[Data about app and page elements]

◇ ◇ ◇ ◇ ◇

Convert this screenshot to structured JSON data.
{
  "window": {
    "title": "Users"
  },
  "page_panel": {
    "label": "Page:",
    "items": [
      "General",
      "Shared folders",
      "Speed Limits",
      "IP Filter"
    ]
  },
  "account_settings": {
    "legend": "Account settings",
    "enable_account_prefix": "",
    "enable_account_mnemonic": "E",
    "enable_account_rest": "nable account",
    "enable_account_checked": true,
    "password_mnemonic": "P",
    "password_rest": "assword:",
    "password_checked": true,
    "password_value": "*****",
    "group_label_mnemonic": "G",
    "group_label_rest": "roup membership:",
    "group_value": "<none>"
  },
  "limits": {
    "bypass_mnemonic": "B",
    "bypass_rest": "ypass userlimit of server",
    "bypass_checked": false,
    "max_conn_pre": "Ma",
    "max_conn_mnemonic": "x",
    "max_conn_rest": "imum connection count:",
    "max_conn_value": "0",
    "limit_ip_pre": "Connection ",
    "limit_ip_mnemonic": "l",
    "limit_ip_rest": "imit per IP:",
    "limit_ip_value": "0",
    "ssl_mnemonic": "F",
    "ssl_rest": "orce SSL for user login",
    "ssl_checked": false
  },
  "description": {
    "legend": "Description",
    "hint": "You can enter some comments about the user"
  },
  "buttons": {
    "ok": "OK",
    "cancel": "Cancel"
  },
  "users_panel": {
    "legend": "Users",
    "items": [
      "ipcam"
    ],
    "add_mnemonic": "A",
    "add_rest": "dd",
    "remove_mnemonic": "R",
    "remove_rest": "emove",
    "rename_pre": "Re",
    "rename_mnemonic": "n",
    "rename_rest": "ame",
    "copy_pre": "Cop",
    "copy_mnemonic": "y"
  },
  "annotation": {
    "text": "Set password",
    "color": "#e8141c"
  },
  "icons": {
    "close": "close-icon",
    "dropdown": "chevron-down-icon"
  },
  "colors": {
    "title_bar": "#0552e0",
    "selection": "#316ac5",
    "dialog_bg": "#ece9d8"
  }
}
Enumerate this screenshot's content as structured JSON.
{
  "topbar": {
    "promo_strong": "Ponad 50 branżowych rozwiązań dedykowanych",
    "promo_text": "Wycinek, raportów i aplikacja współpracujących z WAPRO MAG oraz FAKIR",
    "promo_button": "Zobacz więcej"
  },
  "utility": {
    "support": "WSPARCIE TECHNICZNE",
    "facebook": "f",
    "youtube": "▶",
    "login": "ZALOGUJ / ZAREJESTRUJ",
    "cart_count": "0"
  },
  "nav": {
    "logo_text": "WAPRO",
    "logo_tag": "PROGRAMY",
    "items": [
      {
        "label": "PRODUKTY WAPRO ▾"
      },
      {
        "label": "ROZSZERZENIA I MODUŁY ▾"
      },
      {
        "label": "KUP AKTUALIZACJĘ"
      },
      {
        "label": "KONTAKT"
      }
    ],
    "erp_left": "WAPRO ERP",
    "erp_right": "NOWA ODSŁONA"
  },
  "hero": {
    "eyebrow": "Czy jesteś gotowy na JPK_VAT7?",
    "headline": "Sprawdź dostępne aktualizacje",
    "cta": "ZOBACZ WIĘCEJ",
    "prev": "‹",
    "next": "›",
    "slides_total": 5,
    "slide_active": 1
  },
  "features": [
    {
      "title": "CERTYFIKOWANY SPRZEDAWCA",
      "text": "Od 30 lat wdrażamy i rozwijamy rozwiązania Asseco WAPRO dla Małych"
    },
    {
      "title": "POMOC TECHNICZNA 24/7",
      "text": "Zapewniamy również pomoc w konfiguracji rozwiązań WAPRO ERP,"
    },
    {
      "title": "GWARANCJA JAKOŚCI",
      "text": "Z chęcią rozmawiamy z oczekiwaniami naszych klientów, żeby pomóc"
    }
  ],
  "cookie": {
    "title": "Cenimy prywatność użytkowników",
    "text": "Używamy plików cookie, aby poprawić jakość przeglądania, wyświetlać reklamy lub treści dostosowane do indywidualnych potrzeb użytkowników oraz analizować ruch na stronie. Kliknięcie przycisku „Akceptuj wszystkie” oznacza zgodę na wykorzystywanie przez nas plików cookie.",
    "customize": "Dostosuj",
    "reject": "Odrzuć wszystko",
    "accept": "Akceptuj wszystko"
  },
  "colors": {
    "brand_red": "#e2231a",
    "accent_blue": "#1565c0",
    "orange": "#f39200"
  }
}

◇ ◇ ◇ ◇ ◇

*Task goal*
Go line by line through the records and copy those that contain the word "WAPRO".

*Finished task*
    "promo_text": "Wycinek, raportów i aplikacja współpracujących z WAPRO MAG oraz FAKIR",
    "logo_text": "WAPRO",
        "label": "PRODUKTY WAPRO ▾"
    "erp_left": "WAPRO ERP",
      "text": "Od 30 lat wdrażamy i rozwijamy rozwiązania Asseco WAPRO dla Małych"
      "text": "Zapewniamy również pomoc w konfiguracji rozwiązań WAPRO ERP,"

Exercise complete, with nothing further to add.